All songs constitute a coherent album however, you are constantly raving for more violence and Discordance Axis serves you accordingly track after track. There is only one composition of the 17 songs which is really different and this is the one but last track “A leaden stride to nowhere.” This is also the only track that exceeds the two minutes by far (4.07) and is more of a monotonous, pounding hammer, building up tension. This track was previously released in a different version on the “Necropolitan” ep. With the very strong “Drowned” (also featured on the aforementioned ep, though with a way lesser production) the volcano erupts once more and the carnage is over. The listener is left totally worn out and flabbergasted. The retarded amongst us only want more and play the whole album again to get a new energy-boost!

The production is fantastic: clear but with a very full sound. A real grindcore-wall of noise is erected without loosing any detail of the great musical efforts. And then we come to the artwork: when you pick up this album you are a bit unsure if this is really the masterpiece of grind that all your friends have recommended to you… The LP cover looks best: serenity and tranquillity breaths out of the blue sky and the thin cirrus-stratus clouds that form a light canopy over the sea in the bottom of the picture. The cd is packaged in a dvd-case – which was a novelty when The inalienable dreamless was released – and the picture had to be reduced something to fit the oblong size, but still the peaceful image stands in shocking contrast with the onslaught you will experience when the disc spins its turns, preferably at maximum volume. The LP is the winner for me and Hydrahead also pressed 110 copies on clear vinyl, which are real collector’s items by now…

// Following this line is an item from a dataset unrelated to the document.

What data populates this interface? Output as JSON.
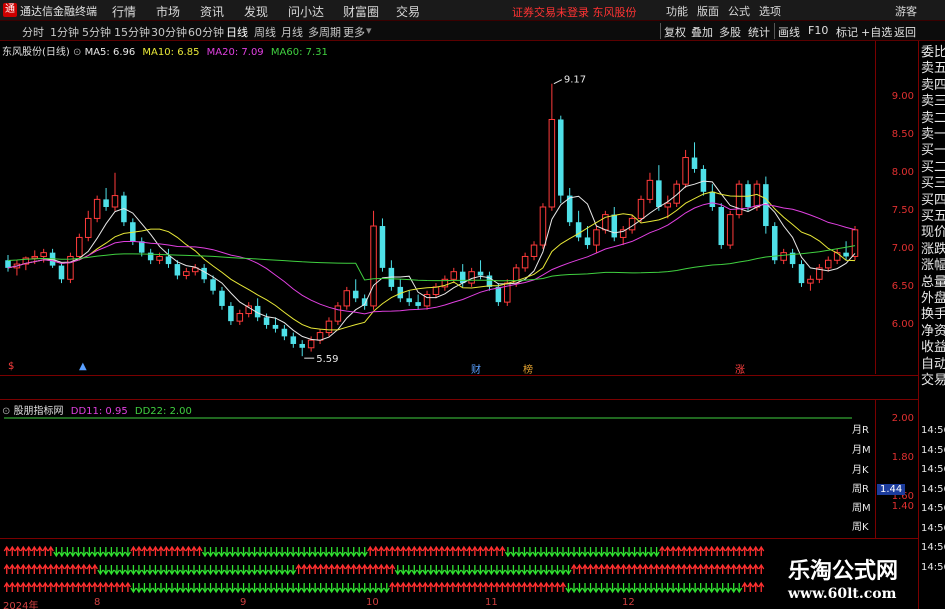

The new bandlogo that DA is sporting since the Jouhou album is very modern and tight and fits very well with both the “binary” image DA was pursuing in their later years and the immaculate performance of their music.

I want to conclude with yet another personal note: this is one of the few out of very many albums that I play about once a month for years now… Most of them do never leave their storage-place after the initial, intense listening. Not because all other albums I own are bad (far from that!!) but because I simply do not make time or have the urge to re-listen them… The inalienable dreamless can indeed not be taken away from your mind. Highly RECOMMENDED, though not to the weak of heart!